Dataset rows describing interfaces
★ ★ ★ ★

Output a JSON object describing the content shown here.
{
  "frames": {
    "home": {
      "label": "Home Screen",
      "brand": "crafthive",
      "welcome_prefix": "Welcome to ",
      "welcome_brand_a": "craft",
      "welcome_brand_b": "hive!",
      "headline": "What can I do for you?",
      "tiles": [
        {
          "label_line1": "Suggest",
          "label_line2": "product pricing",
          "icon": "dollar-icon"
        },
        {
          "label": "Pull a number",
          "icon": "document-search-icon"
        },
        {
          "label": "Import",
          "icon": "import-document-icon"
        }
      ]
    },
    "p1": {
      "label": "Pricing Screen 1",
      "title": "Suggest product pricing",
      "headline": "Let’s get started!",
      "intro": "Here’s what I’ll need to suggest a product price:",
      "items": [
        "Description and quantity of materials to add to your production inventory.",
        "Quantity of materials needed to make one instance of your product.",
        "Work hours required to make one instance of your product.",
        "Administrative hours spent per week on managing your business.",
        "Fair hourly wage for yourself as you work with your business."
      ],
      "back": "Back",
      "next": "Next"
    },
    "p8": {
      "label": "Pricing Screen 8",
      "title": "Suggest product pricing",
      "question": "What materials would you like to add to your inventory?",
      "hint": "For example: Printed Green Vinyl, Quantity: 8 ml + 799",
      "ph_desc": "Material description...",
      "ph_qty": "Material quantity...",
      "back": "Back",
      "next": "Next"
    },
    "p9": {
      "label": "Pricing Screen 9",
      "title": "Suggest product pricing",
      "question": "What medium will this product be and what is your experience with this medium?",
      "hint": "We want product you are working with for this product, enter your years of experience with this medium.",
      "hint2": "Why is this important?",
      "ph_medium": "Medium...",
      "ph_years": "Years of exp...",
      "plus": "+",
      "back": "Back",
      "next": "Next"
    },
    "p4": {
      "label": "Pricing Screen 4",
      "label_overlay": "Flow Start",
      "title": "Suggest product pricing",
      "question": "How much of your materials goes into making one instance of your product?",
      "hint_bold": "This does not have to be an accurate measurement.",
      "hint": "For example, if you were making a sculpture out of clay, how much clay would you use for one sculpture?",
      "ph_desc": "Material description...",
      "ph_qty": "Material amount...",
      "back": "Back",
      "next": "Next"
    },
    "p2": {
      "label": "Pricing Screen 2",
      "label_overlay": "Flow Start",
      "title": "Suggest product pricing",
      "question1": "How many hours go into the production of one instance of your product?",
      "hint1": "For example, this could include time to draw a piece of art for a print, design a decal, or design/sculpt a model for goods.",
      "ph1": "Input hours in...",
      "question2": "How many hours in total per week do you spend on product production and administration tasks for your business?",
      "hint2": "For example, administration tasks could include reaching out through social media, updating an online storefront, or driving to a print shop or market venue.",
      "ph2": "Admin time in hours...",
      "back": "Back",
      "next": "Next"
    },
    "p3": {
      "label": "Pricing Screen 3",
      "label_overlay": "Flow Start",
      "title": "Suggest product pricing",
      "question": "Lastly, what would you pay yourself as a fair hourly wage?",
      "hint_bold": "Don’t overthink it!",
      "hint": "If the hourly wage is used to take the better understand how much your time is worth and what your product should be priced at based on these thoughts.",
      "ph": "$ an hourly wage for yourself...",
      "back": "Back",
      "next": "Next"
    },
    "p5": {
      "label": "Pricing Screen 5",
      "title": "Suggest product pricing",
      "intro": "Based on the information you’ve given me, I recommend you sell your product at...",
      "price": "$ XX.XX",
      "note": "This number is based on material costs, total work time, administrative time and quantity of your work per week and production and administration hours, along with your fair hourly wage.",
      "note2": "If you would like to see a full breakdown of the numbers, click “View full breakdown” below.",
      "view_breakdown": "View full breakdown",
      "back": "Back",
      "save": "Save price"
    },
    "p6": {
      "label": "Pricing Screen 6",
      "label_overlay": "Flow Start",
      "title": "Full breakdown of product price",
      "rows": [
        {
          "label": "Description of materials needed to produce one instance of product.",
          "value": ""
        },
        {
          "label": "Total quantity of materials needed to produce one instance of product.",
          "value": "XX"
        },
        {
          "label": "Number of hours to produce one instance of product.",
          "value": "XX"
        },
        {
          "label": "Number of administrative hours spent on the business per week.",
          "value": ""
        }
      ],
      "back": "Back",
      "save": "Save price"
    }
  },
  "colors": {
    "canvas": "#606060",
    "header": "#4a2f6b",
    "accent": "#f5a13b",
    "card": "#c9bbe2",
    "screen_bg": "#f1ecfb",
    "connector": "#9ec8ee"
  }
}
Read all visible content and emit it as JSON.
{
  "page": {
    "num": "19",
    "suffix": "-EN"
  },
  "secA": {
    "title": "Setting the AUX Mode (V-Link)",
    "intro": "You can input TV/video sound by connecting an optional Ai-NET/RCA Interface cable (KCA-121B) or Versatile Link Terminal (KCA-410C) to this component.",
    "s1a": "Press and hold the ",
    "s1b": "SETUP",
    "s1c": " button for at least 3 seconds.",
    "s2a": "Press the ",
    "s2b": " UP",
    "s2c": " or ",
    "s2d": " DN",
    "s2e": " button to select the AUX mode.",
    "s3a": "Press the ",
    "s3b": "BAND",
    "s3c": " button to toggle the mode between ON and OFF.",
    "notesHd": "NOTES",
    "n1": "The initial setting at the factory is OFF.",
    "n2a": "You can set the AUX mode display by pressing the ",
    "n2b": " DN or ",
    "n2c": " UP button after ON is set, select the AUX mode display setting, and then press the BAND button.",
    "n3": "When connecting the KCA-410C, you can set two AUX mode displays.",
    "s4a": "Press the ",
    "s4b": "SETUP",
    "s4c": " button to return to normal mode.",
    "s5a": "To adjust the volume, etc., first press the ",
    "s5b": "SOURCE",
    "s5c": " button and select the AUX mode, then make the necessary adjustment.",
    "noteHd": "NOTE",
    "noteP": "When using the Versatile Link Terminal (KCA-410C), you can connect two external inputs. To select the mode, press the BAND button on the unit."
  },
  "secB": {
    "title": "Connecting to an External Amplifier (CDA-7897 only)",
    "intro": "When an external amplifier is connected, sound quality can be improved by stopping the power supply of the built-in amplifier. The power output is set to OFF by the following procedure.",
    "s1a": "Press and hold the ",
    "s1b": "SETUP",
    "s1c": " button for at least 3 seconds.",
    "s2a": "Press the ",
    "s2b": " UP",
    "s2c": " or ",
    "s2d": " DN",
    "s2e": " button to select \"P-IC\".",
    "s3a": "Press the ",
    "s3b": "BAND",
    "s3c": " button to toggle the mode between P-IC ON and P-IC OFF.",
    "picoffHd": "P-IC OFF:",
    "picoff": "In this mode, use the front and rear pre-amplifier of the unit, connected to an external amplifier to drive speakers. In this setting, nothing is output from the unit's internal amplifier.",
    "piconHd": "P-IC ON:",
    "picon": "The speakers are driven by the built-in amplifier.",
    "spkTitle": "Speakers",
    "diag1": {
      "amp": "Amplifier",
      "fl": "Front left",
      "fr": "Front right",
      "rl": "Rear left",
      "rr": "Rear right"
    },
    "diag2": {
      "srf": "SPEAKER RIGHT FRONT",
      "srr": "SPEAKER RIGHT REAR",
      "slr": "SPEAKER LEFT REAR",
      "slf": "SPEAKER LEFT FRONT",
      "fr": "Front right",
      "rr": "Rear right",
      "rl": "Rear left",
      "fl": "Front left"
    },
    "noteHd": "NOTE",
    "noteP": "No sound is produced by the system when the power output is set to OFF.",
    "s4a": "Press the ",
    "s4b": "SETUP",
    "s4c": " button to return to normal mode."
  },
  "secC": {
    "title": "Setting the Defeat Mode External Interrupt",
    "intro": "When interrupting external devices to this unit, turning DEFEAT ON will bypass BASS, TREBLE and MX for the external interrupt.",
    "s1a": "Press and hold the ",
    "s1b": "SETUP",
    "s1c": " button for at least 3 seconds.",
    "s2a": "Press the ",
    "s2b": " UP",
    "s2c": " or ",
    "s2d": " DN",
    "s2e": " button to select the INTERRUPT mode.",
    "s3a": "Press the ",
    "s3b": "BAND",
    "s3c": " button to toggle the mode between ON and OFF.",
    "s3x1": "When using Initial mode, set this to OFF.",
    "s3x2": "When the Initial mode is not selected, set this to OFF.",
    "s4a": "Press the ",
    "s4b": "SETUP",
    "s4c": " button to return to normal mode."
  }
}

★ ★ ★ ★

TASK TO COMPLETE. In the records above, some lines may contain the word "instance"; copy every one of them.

SOLUTION TO THIS PROBLEM.
        "Quantity of materials needed to make one instance of your product.",
        "Work hours required to make one instance of your product.",
      "question": "How much of your materials goes into making one instance of your product?",
      "question1": "How many hours go into the production of one instance of your product?",
          "label": "Description of materials needed to produce one instance of product.",
          "label": "Total quantity of materials needed to produce one instance of product.",
          "label": "Number of hours to produce one instance of product.",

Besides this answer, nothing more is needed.